  • Oh, and if anyone thinks we should just update to 1809, since this issue is with 1803... well they didn't bother to properly test the 1809 even before its re-release either, so it still breaks Windows Hello facial recognition, and some background process takes an insane CPU % making the Surface Book 2 overheat and Mixed Reality slow down to a nauseating slideshow... So yeah, latest 1803 cumulative update breaks it, and 1809 also breaks it... good job Microsoft.
  • I manually installed 1809 while ago and not seeing these issues (although don't have MR to test). Seems I got lucky to avoid the issue 1803 CU issue as I got impatient waiting for the update.
  • I grabbed 1809 on launch day across most of my computers (before it was pulled for the horrific file erasures for people who had moved the user profile folder from the default location and synced it with OneDrive). The only issues I experienced were cosmetic or mildly annoying, like the incorrect CPU % reports in Task Manager (but the total CPU usage was still correct, and the relative values between the apps were still correct). The benefits of new features in 1809 far outweighed the negatives for me, meaning I was glad to have the update in spite of the initial issues, all of which were fixed weeks ago.
  • It's not just the Surface Book 2. The original SB also suffers from it... https://aka.ms/AA3fi1c
  • I have the 15" SB2, "wreaking havoc" is an understatement. I can't use it for more than 15 minutes without at least one BSOD. This is a bad one.
  • Looks like I missed the bullet. I can confirm my Surface Book 2 doesn't allow me to download this update. I got lucky....thanks, Windows Central!
  • Same here. SB2 13" with dGPU that didn't download the update. Phew, that was a close one.
  • Not a fan of all these update issues with Microsoft lately. My SB2 was hit by this BSOD problem, and I wasted nearly a day trying to solve the problem. Then there were the numerous issues with 1809 (which my newly resuscitated SB2 wants me to install now... not exactly comforting). And to top it all off, this morning an Office update ran on my MacBook Pro. When that finished, the OneDrive client (which I've never used on the Mac) kept popping up, asking for my login credentials. Quitting the app didn't help - it would reappear moments later. A quick poke around the command line showed that Microsoft inserted it into launchd so that if the process was quit (or even killed, forcefully), it would restart automatically). Apparently this is a known bug and they're pushing out an update asap... like all the other issues of late.

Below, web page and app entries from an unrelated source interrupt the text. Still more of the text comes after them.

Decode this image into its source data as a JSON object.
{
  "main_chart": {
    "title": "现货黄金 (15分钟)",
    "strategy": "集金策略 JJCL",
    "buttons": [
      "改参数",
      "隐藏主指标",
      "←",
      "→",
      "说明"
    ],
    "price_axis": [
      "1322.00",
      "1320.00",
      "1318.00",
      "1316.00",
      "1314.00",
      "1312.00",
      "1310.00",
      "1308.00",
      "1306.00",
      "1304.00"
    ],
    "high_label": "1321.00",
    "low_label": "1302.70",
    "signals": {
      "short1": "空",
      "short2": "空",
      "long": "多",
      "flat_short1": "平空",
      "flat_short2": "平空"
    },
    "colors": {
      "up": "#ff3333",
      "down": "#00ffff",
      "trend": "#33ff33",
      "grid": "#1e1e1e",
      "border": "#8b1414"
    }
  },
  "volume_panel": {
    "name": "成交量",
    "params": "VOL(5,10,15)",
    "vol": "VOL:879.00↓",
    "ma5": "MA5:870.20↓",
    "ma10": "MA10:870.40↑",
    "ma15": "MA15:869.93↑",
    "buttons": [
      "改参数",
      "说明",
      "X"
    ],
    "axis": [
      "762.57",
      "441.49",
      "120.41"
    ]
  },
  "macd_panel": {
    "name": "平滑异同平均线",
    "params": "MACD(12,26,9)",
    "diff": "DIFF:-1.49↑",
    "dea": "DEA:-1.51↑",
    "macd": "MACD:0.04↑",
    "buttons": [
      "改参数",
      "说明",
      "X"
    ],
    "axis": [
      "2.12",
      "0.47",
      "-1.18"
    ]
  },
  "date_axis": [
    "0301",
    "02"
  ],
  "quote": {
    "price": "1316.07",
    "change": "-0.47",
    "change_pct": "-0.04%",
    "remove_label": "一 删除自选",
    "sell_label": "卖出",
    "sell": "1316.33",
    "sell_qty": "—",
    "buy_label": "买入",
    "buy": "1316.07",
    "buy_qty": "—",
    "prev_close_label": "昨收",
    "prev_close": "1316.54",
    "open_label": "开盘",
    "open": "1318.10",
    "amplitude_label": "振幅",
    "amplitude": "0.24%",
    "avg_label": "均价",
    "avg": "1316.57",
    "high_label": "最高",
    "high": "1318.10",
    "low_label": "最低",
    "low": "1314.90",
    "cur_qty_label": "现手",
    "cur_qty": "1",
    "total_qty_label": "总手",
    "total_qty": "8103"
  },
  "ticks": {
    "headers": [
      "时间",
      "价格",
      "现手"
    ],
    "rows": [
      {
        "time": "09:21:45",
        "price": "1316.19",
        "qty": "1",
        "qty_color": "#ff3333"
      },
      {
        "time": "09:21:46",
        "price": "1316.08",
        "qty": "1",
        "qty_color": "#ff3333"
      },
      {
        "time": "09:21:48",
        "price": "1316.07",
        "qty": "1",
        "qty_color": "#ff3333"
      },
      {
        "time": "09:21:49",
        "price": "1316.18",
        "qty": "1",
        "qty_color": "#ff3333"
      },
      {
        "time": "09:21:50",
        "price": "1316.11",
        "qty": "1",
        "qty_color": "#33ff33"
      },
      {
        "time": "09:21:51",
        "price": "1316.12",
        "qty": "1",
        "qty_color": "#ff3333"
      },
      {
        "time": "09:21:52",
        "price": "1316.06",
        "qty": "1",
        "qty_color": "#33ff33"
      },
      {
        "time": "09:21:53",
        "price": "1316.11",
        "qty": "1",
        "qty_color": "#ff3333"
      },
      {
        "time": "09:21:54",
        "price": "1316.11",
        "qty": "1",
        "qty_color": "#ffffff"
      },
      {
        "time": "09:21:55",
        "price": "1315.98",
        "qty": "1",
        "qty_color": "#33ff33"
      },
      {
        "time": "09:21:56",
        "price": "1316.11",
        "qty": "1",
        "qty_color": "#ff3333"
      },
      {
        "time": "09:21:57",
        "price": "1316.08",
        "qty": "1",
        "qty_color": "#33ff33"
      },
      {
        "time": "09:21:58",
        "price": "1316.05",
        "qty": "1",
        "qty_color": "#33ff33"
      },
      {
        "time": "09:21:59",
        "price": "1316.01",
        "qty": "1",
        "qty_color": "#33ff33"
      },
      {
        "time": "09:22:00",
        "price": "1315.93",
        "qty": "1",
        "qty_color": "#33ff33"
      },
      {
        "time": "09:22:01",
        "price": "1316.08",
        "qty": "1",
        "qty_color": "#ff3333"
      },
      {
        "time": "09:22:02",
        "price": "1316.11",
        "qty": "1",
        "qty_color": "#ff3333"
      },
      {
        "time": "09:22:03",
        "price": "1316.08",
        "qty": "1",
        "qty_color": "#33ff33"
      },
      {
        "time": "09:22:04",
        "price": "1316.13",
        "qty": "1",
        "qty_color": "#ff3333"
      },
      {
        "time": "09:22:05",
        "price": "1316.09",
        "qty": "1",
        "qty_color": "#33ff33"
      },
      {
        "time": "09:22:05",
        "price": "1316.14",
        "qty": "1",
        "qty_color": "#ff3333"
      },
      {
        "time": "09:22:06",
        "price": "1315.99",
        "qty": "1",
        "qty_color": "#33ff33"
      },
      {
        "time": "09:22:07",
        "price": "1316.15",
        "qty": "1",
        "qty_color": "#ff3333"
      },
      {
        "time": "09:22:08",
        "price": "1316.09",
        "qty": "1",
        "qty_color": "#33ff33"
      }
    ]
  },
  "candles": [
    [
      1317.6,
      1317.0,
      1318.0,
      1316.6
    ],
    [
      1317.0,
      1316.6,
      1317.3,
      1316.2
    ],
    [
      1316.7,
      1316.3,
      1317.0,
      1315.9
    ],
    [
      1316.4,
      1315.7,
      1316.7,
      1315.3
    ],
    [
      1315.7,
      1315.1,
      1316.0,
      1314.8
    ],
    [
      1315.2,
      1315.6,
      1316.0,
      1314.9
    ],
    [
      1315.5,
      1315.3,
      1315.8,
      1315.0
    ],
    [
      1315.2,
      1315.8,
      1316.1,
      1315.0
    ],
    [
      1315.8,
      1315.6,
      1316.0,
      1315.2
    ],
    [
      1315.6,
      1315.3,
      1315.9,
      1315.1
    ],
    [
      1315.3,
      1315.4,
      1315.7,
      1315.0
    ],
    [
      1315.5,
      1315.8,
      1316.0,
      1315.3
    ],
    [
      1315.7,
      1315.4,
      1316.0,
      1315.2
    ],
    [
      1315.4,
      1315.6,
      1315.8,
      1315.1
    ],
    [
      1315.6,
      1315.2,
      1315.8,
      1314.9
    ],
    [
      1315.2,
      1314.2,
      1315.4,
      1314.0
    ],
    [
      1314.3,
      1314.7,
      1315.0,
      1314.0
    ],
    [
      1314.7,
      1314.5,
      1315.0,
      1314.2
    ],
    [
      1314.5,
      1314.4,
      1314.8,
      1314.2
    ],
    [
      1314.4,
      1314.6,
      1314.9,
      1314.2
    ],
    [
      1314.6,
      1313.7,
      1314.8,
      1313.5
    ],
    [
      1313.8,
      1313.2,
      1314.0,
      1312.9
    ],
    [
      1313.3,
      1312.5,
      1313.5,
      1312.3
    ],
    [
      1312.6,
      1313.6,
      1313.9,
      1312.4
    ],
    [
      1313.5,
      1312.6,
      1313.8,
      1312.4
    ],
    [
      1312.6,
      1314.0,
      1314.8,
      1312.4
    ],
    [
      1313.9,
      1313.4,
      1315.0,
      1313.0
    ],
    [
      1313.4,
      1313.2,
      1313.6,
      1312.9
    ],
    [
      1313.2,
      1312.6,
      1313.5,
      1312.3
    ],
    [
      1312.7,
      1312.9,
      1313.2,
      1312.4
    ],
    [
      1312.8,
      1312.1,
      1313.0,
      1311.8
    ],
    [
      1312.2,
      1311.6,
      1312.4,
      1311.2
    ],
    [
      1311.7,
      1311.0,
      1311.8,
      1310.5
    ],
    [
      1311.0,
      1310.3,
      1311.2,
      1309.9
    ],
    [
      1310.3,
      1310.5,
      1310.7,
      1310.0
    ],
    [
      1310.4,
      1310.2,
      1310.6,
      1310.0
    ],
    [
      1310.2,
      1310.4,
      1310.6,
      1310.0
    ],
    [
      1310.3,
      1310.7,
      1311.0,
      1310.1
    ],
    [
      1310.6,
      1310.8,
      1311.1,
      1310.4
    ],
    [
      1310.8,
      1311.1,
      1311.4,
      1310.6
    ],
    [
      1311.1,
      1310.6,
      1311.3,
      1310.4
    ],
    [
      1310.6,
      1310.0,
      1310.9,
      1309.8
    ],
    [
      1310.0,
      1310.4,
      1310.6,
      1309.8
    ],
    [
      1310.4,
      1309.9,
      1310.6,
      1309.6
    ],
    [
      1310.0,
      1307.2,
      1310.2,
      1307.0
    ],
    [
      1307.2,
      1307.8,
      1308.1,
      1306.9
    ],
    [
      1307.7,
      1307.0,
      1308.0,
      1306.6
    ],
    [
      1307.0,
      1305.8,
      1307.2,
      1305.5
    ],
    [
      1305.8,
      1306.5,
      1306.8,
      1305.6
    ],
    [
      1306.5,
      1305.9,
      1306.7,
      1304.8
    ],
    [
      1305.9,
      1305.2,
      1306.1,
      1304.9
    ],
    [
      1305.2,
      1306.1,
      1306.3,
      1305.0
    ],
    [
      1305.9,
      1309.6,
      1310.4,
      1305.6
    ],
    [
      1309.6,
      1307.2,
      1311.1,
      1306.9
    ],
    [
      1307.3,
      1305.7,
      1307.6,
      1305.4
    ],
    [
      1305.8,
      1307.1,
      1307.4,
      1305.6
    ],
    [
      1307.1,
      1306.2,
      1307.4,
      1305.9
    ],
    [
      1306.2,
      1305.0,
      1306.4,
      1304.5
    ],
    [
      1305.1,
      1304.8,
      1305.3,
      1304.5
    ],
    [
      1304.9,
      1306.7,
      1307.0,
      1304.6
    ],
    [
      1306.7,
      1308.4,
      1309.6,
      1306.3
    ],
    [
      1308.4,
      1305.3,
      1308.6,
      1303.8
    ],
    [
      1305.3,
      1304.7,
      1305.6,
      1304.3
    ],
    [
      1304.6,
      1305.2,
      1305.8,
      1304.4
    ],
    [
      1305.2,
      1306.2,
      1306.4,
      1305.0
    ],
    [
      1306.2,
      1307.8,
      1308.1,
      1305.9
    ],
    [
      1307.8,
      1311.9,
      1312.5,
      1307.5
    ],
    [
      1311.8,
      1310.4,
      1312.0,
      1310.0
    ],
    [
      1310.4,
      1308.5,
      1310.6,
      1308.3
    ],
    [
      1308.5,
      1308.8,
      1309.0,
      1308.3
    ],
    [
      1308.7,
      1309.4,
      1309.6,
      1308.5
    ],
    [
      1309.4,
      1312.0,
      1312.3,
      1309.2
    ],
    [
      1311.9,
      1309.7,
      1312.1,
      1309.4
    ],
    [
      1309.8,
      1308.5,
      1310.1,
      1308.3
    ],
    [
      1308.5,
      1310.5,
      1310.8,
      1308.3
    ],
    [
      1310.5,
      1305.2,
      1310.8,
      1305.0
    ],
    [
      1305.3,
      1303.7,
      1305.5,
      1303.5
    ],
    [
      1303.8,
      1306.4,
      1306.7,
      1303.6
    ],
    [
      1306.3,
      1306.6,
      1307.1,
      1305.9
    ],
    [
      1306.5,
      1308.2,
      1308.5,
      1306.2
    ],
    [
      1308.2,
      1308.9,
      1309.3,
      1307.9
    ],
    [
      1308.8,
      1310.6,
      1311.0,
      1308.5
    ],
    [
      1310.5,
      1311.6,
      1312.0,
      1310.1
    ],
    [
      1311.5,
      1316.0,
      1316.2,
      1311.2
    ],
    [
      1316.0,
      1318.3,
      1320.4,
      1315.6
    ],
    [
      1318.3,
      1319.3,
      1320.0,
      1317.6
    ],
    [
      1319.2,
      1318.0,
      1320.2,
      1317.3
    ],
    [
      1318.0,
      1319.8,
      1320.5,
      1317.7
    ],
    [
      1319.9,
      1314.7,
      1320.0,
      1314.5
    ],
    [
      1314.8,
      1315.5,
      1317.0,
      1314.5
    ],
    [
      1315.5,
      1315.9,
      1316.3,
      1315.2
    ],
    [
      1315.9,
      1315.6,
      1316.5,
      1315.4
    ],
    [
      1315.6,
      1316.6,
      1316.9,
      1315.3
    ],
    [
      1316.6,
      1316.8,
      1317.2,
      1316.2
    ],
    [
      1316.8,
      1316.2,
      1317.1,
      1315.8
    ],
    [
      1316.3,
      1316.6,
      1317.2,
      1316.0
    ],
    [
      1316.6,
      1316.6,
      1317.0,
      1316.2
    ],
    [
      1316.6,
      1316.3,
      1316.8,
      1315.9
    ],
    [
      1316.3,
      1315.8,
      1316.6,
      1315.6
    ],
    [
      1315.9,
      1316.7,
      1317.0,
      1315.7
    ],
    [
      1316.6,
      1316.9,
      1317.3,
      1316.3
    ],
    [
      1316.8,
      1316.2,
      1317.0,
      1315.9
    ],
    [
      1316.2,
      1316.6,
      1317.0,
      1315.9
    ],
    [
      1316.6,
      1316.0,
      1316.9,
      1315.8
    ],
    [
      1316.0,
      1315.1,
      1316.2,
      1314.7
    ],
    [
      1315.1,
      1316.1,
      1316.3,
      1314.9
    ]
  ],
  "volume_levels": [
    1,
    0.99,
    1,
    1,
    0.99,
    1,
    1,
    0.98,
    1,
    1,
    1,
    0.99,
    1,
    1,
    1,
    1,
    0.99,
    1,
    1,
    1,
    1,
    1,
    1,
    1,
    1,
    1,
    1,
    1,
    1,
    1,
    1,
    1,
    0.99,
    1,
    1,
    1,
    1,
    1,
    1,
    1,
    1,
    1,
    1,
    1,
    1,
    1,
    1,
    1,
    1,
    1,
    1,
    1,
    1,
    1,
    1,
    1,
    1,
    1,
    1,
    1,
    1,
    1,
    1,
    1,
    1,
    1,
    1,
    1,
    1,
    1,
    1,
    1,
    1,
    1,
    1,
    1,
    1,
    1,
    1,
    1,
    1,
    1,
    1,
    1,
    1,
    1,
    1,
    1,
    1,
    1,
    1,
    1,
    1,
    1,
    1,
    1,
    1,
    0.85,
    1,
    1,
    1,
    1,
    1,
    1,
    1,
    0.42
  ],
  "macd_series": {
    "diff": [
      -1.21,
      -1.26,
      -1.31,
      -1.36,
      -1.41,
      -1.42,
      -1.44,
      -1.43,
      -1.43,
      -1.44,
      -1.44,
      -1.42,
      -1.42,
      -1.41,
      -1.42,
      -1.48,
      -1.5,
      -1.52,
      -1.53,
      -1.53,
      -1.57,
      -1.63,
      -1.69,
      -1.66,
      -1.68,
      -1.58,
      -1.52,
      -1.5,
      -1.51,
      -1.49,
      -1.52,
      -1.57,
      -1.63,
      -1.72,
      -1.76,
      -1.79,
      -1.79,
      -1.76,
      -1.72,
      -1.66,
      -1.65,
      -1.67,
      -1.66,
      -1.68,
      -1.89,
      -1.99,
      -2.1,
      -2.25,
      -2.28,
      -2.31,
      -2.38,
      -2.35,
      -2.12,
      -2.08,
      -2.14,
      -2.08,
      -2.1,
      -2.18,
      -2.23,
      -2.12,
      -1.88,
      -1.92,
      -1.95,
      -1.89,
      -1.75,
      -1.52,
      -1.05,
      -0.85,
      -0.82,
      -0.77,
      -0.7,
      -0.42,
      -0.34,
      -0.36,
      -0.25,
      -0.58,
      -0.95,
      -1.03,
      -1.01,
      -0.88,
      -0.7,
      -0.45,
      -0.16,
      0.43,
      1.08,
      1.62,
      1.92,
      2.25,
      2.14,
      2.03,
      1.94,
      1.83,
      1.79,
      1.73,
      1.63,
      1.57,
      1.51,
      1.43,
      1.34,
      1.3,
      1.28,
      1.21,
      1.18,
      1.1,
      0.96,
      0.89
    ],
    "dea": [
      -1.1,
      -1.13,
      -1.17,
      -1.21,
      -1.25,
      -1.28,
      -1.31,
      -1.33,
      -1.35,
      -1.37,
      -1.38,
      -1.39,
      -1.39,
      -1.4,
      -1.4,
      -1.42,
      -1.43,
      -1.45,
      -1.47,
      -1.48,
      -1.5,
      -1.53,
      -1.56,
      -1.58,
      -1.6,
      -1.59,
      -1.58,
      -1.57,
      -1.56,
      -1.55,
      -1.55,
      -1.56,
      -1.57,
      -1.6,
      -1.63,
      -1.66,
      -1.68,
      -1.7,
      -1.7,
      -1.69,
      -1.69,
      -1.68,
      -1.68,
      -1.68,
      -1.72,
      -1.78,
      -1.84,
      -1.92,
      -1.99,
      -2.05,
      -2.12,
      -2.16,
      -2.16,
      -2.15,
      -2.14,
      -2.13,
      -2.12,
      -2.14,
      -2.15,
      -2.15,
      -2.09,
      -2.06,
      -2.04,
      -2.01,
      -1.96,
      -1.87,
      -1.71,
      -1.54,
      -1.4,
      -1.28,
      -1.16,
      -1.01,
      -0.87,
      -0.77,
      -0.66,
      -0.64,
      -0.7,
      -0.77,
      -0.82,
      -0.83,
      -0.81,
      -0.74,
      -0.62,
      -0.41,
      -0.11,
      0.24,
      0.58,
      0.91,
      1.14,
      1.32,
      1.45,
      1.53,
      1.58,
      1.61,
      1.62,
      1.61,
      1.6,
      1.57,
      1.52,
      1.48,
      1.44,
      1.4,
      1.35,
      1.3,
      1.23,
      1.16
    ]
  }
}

  • 1809 is great now that the initial issues have been worked out. As with each biannual upgrade, it's much better than all the versions before it.
  • I guess I've been "lucky." Only hit with 1 BSOD thus far on my 15" SB2... (famous last words)
  • I ran into the same problem that is listed here, Blue Screen of Death! I searched all over for a fix, but nothing was found. However, I went to the Microsoft website and downloaded the Windows updater. The reason I did this was that the "Check for Updates" in system settings was not giving me any options for upgrading to 1809. My thought was that if this bug is specific to the latest 1803 Cumulative Update, then 1809 might erase the issue. I was exactly correct! I updated my Surface Book 2 15" to 1809 4 days ago and I have not had a single BSOD yet. Things are extremely stable on my SB at the moment.
  • Oh my, oh dear!